| Problem statement |
Output all of the entries exactly as they are given.

[Study material]

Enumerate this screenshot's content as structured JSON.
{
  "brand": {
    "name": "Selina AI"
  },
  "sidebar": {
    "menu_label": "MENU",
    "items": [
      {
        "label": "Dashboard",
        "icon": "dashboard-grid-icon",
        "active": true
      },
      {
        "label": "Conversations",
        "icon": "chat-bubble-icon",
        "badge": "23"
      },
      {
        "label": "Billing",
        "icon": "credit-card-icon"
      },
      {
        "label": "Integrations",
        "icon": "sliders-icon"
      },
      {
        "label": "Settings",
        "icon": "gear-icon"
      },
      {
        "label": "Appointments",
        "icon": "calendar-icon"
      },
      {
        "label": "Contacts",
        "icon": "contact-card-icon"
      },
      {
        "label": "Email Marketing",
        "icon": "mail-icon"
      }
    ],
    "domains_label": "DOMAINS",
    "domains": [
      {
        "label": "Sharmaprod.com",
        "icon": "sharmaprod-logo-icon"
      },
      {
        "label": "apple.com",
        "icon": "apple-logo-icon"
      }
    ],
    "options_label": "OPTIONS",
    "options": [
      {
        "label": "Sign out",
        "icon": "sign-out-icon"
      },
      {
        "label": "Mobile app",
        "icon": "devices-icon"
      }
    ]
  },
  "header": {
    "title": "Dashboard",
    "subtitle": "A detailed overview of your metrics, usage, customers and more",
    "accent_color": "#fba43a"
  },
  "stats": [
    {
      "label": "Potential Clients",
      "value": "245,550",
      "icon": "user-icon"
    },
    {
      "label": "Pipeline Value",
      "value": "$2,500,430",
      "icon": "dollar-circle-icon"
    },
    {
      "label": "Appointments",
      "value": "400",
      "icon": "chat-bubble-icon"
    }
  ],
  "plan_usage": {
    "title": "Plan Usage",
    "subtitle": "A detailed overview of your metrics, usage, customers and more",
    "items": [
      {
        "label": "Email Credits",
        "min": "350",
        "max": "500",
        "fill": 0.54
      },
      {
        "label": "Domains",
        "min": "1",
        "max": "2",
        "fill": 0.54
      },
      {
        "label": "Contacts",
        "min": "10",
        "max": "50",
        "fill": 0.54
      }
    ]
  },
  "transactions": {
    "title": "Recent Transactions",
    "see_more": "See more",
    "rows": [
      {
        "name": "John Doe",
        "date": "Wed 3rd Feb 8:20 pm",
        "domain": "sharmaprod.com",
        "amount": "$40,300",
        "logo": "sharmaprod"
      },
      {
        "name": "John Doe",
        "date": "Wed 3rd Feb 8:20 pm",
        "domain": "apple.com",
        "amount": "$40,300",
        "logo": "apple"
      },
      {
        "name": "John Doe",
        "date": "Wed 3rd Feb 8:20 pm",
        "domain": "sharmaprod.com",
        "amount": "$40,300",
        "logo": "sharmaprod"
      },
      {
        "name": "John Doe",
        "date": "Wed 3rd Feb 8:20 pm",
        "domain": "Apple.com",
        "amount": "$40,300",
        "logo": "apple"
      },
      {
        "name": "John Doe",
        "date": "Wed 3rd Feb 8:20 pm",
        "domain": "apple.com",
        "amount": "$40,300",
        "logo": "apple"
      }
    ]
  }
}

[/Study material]

| Written answer |
Enumerate this screenshot's content as structured JSON.
{
  "brand": {
    "name": "Selina AI"
  },
  "sidebar": {
    "menu_label": "MENU",
    "items": [
      {
        "label": "Dashboard",
        "icon": "dashboard-grid-icon",
        "active": true
      },
      {
        "label": "Conversations",
        "icon": "chat-bubble-icon",
        "badge": "23"
      },
      {
        "label": "Billing",
        "icon": "credit-card-icon"
      },
      {
        "label": "Integrations",
        "icon": "sliders-icon"
      },
      {
        "label": "Settings",
        "icon": "gear-icon"
      },
      {
        "label": "Appointments",
        "icon": "calendar-icon"
      },
      {
        "label": "Contacts",
        "icon": "contact-card-icon"
      },
      {
        "label": "Email Marketing",
        "icon": "mail-icon"
      }
    ],
    "domains_label": "DOMAINS",
    "domains": [
      {
        "label": "Sharmaprod.com",
        "icon": "sharmaprod-logo-icon"
      },
      {
        "label": "apple.com",
        "icon": "apple-logo-icon"
      }
    ],
    "options_label": "OPTIONS",
    "options": [
      {
        "label": "Sign out",
        "icon": "sign-out-icon"
      },
      {
        "label": "Mobile app",
        "icon": "devices-icon"
      }
    ]
  },
  "header": {
    "title": "Dashboard",
    "subtitle": "A detailed overview of your metrics, usage, customers and more",
    "accent_color": "#fba43a"
  },
  "stats": [
    {
      "label": "Potential Clients",
      "value": "245,550",
      "icon": "user-icon"
    },
    {
      "label": "Pipeline Value",
      "value": "$2,500,430",
      "icon": "dollar-circle-icon"
    },
    {
      "label": "Appointments",
      "value": "400",
      "icon": "chat-bubble-icon"
    }
  ],
  "plan_usage": {
    "title": "Plan Usage",
    "subtitle": "A detailed overview of your metrics, usage, customers and more",
    "items": [
      {
        "label": "Email Credits",
        "min": "350",
        "max": "500",
        "fill": 0.54
      },
      {
        "label": "Domains",
        "min": "1",
        "max": "2",
        "fill": 0.54
      },
      {
        "label": "Contacts",
        "min": "10",
        "max": "50",
        "fill": 0.54
      }
    ]
  },
  "transactions": {
    "title": "Recent Transactions",
    "see_more": "See more",
    "rows": [
      {
        "name": "John Doe",
        "date": "Wed 3rd Feb 8:20 pm",
        "domain": "sharmaprod.com",
        "amount": "$40,300",
        "logo": "sharmaprod"
      },
      {
        "name": "John Doe",
        "date": "Wed 3rd Feb 8:20 pm",
        "domain": "apple.com",
        "amount": "$40,300",
        "logo": "apple"
      },
      {
        "name": "John Doe",
        "date": "Wed 3rd Feb 8:20 pm",
        "domain": "sharmaprod.com",
        "amount": "$40,300",
        "logo": "sharmaprod"
      },
      {
        "name": "John Doe",
        "date": "Wed 3rd Feb 8:20 pm",
        "domain": "Apple.com",
        "amount": "$40,300",
        "logo": "apple"
      },
      {
        "name": "John Doe",
        "date": "Wed 3rd Feb 8:20 pm",
        "domain": "apple.com",
        "amount": "$40,300",
        "logo": "apple"
      }
    ]
  }
}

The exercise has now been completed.